**Your objective:** Output the listing word for word, minus images.

**Dataset:**
--
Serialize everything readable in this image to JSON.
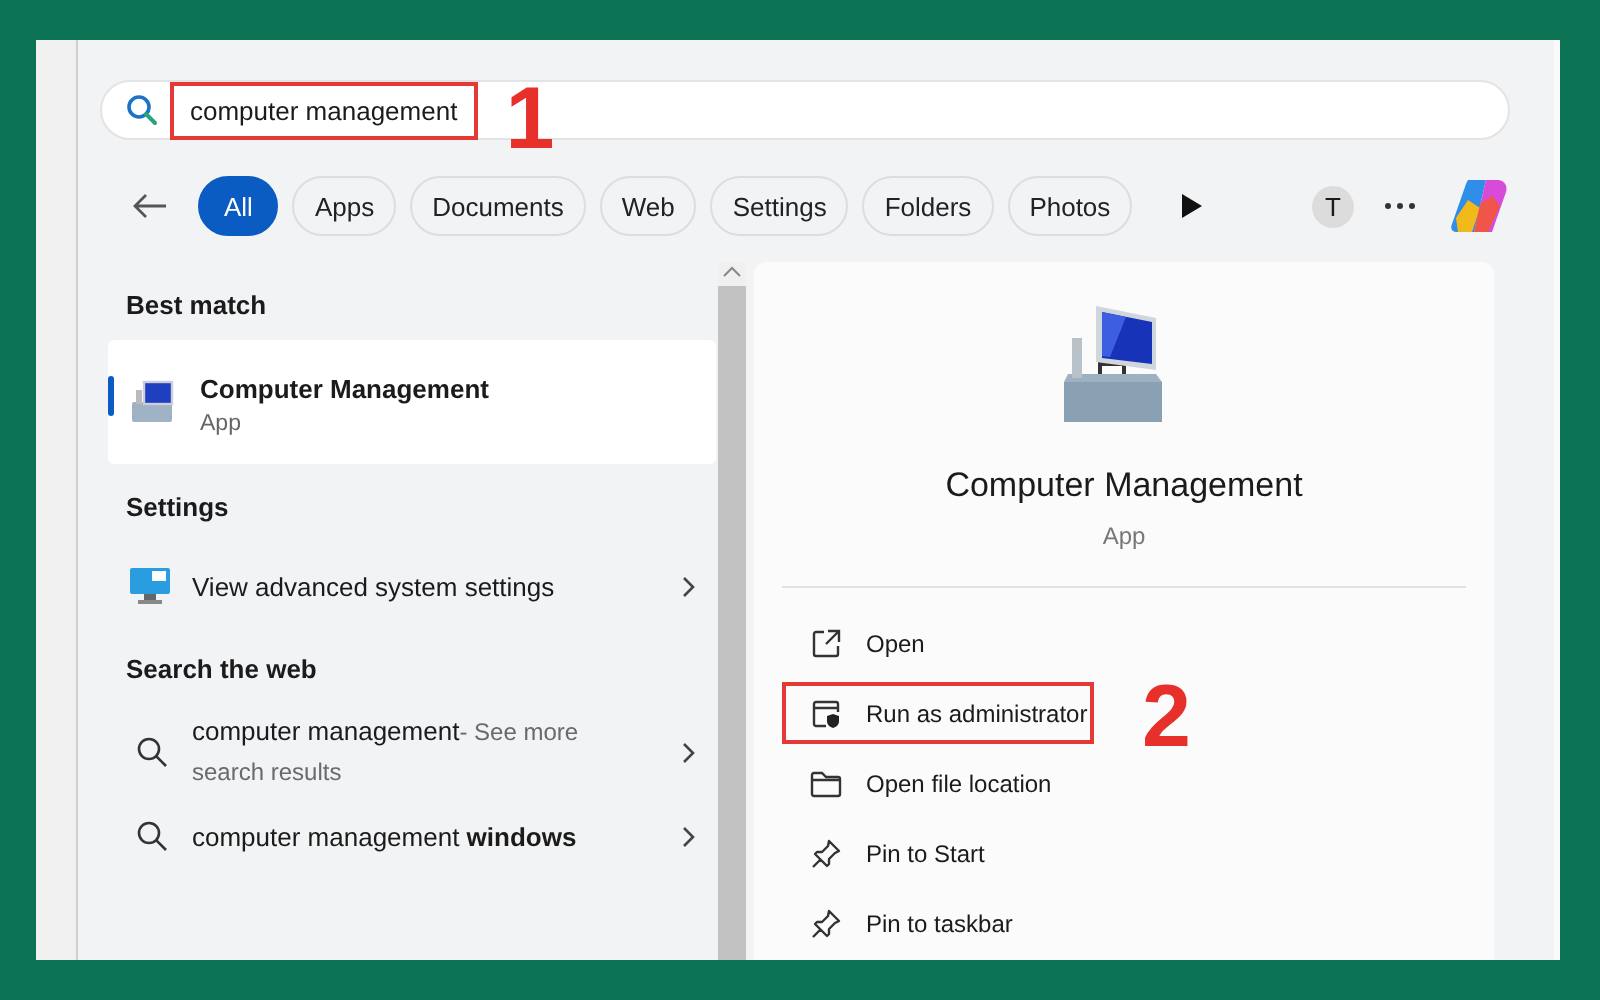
{
  "search": {
    "value": "computer management",
    "annotated": true,
    "annotation": "1"
  },
  "filters": [
    {
      "label": "All",
      "selected": true
    },
    {
      "label": "Apps",
      "selected": false
    },
    {
      "label": "Documents",
      "selected": false
    },
    {
      "label": "Web",
      "selected": false
    },
    {
      "label": "Settings",
      "selected": false
    },
    {
      "label": "Folders",
      "selected": false
    },
    {
      "label": "Photos",
      "selected": false
    }
  ],
  "account": {
    "initial": "T"
  },
  "sections": [
    {
      "title": "Best match",
      "items": [
        {
          "kind": "app",
          "title": "Computer Management",
          "subtitle": "App",
          "selected": true
        }
      ]
    },
    {
      "title": "Settings",
      "items": [
        {
          "kind": "setting",
          "title": "View advanced system settings",
          "selected": false
        }
      ]
    },
    {
      "title": "Search the web",
      "items": [
        {
          "kind": "web",
          "title": "computer management",
          "suffix": "- See more search results",
          "selected": false
        },
        {
          "kind": "web",
          "title": "computer management **windows**",
          "selected": false
        }
      ]
    }
  ],
  "details": {
    "title": "Computer Management",
    "subtitle": "App",
    "actions": [
      {
        "kind": "open",
        "label": "Open",
        "annotated": false
      },
      {
        "kind": "admin",
        "label": "Run as administrator",
        "annotated": true,
        "annotation": "2"
      },
      {
        "kind": "folder",
        "label": "Open file location",
        "annotated": false
      },
      {
        "kind": "pin",
        "label": "Pin to Start",
        "annotated": false
      },
      {
        "kind": "pin",
        "label": "Pin to taskbar",
        "annotated": false
      }
    ]
  }
}
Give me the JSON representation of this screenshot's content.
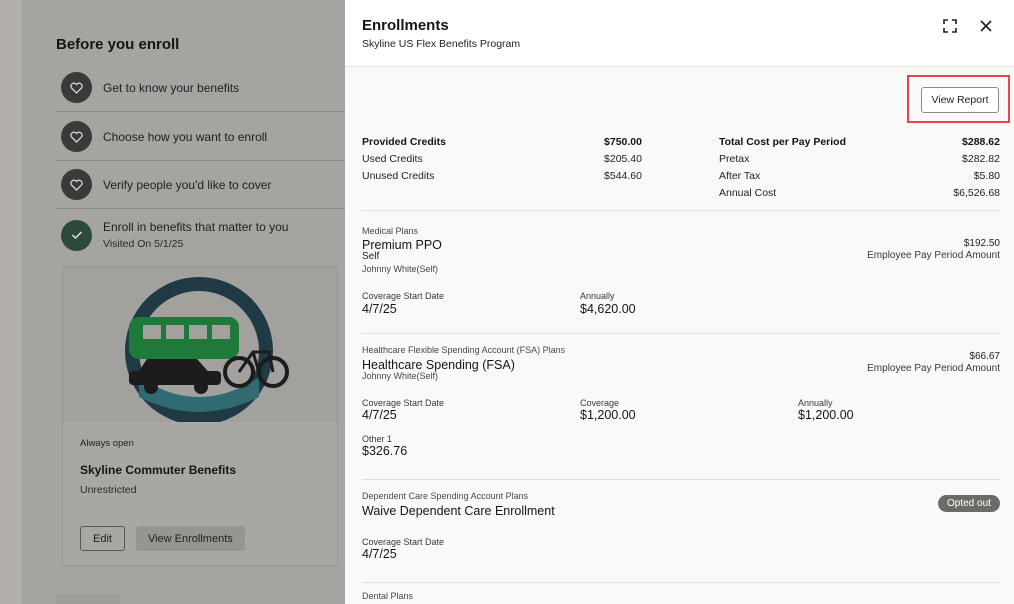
{
  "left": {
    "title": "Before you enroll",
    "steps": [
      {
        "label": "Get to know your benefits",
        "icon": "heart-icon"
      },
      {
        "label": "Choose how you want to enroll",
        "icon": "heart-icon"
      },
      {
        "label": "Verify people you'd like to cover",
        "icon": "heart-icon"
      },
      {
        "label": "Enroll in benefits that matter to you",
        "sub": "Visited On 5/1/25",
        "icon": "check-icon"
      }
    ],
    "card": {
      "tag": "Always open",
      "name": "Skyline Commuter Benefits",
      "status": "Unrestricted",
      "edit_label": "Edit",
      "view_label": "View Enrollments"
    }
  },
  "drawer": {
    "title": "Enrollments",
    "subtitle": "Skyline US Flex Benefits Program",
    "view_report_label": "View Report",
    "credits": {
      "provided_label": "Provided Credits",
      "provided_value": "$750.00",
      "used_label": "Used Credits",
      "used_value": "$205.40",
      "unused_label": "Unused Credits",
      "unused_value": "$544.60"
    },
    "cost": {
      "total_label": "Total Cost per Pay Period",
      "total_value": "$288.62",
      "pretax_label": "Pretax",
      "pretax_value": "$282.82",
      "aftertax_label": "After Tax",
      "aftertax_value": "$5.80",
      "annual_label": "Annual Cost",
      "annual_value": "$6,526.68"
    },
    "medical": {
      "category": "Medical Plans",
      "plan": "Premium PPO",
      "option": "Self",
      "covered": "Johnny White(Self)",
      "amount": "$192.50",
      "amount_label": "Employee Pay Period Amount",
      "start_label": "Coverage Start Date",
      "start_value": "4/7/25",
      "annual_label": "Annually",
      "annual_value": "$4,620.00"
    },
    "fsa": {
      "category": "Healthcare Flexible Spending Account (FSA) Plans",
      "plan": "Healthcare Spending (FSA)",
      "covered": "Johnny White(Self)",
      "amount": "$66.67",
      "amount_label": "Employee Pay Period Amount",
      "start_label": "Coverage Start Date",
      "start_value": "4/7/25",
      "coverage_label": "Coverage",
      "coverage_value": "$1,200.00",
      "annual_label": "Annually",
      "annual_value": "$1,200.00",
      "other_label": "Other 1",
      "other_value": "$326.76"
    },
    "dependent": {
      "category": "Dependent Care Spending Account Plans",
      "plan": "Waive Dependent Care Enrollment",
      "badge": "Opted out",
      "start_label": "Coverage Start Date",
      "start_value": "4/7/25"
    },
    "dental": {
      "category": "Dental Plans"
    }
  }
}
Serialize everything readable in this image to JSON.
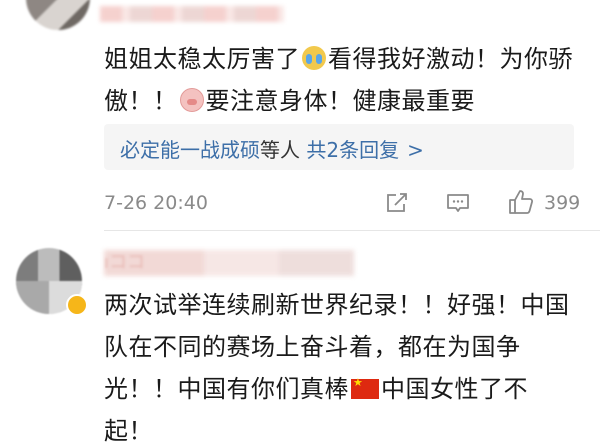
{
  "comments": [
    {
      "username": "",
      "text_part1": "姐姐太稳太厉害了",
      "emoji1": "crying-face-emoji",
      "text_part2": "看得我好激动！为你骄傲！！",
      "emoji2": "pig-face-emoji",
      "text_part3": "要注意身体！健康最重要",
      "reply_summary": {
        "names": "必定能一战成硕",
        "middle": "等人",
        "count_text": "共2条回复",
        "chevron": ">"
      },
      "timestamp": "7-26 20:40",
      "like_count": "399"
    },
    {
      "username": "ıココ",
      "text_part1": "两次试举连续刷新世界纪录！！好强！中国队在不同的赛场上奋斗着，都在为国争光！！中国有你们真棒",
      "flag": "china-flag",
      "text_part2": "中国女性了不起！"
    }
  ],
  "colors": {
    "link": "#3d6fa8",
    "meta": "#8a8a8a",
    "reply_bg": "#f5f5f5",
    "text": "#1a1a1a"
  }
}
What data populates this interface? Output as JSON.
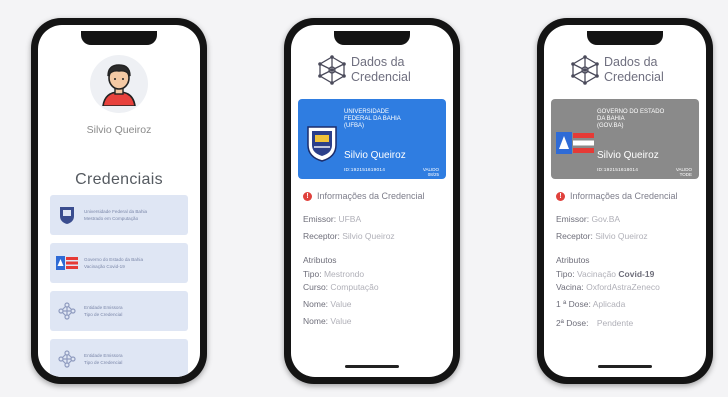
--
**Solution:**
Serialize everything readable in this image to JSON.
{
  "search": {
    "value": "computer management",
    "annotated": true,
    "annotation": "1"
  },
  "filters": [
    {
      "label": "All",
      "selected": true
    },
    {
      "label": "Apps",
      "selected": false
    },
    {
      "label": "Documents",
      "selected": false
    },
    {
      "label": "Web",
      "selected": false
    },
    {
      "label": "Settings",
      "selected": false
    },
    {
      "label": "Folders",
      "selected": false
    },
    {
      "label": "Photos",
      "selected": false
    }
  ],
  "account": {
    "initial": "T"
  },
  "sections": [
    {
      "title": "Best match",
      "items": [
        {
          "kind": "app",
          "title": "Computer Management",
          "subtitle": "App",
          "selected": true
        }
      ]
    },
    {
      "title": "Settings",
      "items": [
        {
          "kind": "setting",
          "title": "View advanced system settings",
          "selected": false
        }
      ]
    },
    {
      "title": "Search the web",
      "items": [
        {
          "kind": "web",
          "title": "computer management",
          "suffix": "- See more search results",
          "selected": false
        },
        {
          "kind": "web",
          "title": "computer management **windows**",
          "selected": false
        }
      ]
    }
  ],
  "details": {
    "title": "Computer Management",
    "subtitle": "App",
    "actions": [
      {
        "kind": "open",
        "label": "Open",
        "annotated": false
      },
      {
        "kind": "admin",
        "label": "Run as administrator",
        "annotated": true,
        "annotation": "2"
      },
      {
        "kind": "folder",
        "label": "Open file location",
        "annotated": false
      },
      {
        "kind": "pin",
        "label": "Pin to Start",
        "annotated": false
      },
      {
        "kind": "pin",
        "label": "Pin to taskbar",
        "annotated": false
      }
    ]
  }
}
Give me the JSON representation of this screenshot's content.
{
  "left": {
    "title": "Before you enroll",
    "steps": [
      {
        "label": "Get to know your benefits",
        "icon": "heart-icon"
      },
      {
        "label": "Choose how you want to enroll",
        "icon": "heart-icon"
      },
      {
        "label": "Verify people you'd like to cover",
        "icon": "heart-icon"
      },
      {
        "label": "Enroll in benefits that matter to you",
        "sub": "Visited On 5/1/25",
        "icon": "check-icon"
      }
    ],
    "card": {
      "tag": "Always open",
      "name": "Skyline Commuter Benefits",
      "status": "Unrestricted",
      "edit_label": "Edit",
      "view_label": "View Enrollments"
    }
  },
  "drawer": {
    "title": "Enrollments",
    "subtitle": "Skyline US Flex Benefits Program",
    "view_report_label": "View Report",
    "credits": {
      "provided_label": "Provided Credits",
      "provided_value": "$750.00",
      "used_label": "Used Credits",
      "used_value": "$205.40",
      "unused_label": "Unused Credits",
      "unused_value": "$544.60"
    },
    "cost": {
      "total_label": "Total Cost per Pay Period",
      "total_value": "$288.62",
      "pretax_label": "Pretax",
      "pretax_value": "$282.82",
      "aftertax_label": "After Tax",
      "aftertax_value": "$5.80",
      "annual_label": "Annual Cost",
      "annual_value": "$6,526.68"
    },
    "medical": {
      "category": "Medical Plans",
      "plan": "Premium PPO",
      "option": "Self",
      "covered": "Johnny White(Self)",
      "amount": "$192.50",
      "amount_label": "Employee Pay Period Amount",
      "start_label": "Coverage Start Date",
      "start_value": "4/7/25",
      "annual_label": "Annually",
      "annual_value": "$4,620.00"
    },
    "fsa": {
      "category": "Healthcare Flexible Spending Account (FSA) Plans",
      "plan": "Healthcare Spending (FSA)",
      "covered": "Johnny White(Self)",
      "amount": "$66.67",
      "amount_label": "Employee Pay Period Amount",
      "start_label": "Coverage Start Date",
      "start_value": "4/7/25",
      "coverage_label": "Coverage",
      "coverage_value": "$1,200.00",
      "annual_label": "Annually",
      "annual_value": "$1,200.00",
      "other_label": "Other 1",
      "other_value": "$326.76"
    },
    "dependent": {
      "category": "Dependent Care Spending Account Plans",
      "plan": "Waive Dependent Care Enrollment",
      "badge": "Opted out",
      "start_label": "Coverage Start Date",
      "start_value": "4/7/25"
    },
    "dental": {
      "category": "Dental Plans"
    }
  }
}
Serialize everything readable in this image to JSON.
{
  "comments": [
    {
      "username": "",
      "text_part1": "姐姐太稳太厉害了",
      "emoji1": "crying-face-emoji",
      "text_part2": "看得我好激动！为你骄傲！！",
      "emoji2": "pig-face-emoji",
      "text_part3": "要注意身体！健康最重要",
      "reply_summary": {
        "names": "必定能一战成硕",
        "middle": "等人",
        "count_text": "共2条回复",
        "chevron": ">"
      },
      "timestamp": "7-26 20:40",
      "like_count": "399"
    },
    {
      "username": "ıココ",
      "text_part1": "两次试举连续刷新世界纪录！！好强！中国队在不同的赛场上奋斗着，都在为国争光！！中国有你们真棒",
      "flag": "china-flag",
      "text_part2": "中国女性了不起！"
    }
  ],
  "colors": {
    "link": "#3d6fa8",
    "meta": "#8a8a8a",
    "reply_bg": "#f5f5f5",
    "text": "#1a1a1a"
  }
}
What data populates this interface? Output as JSON.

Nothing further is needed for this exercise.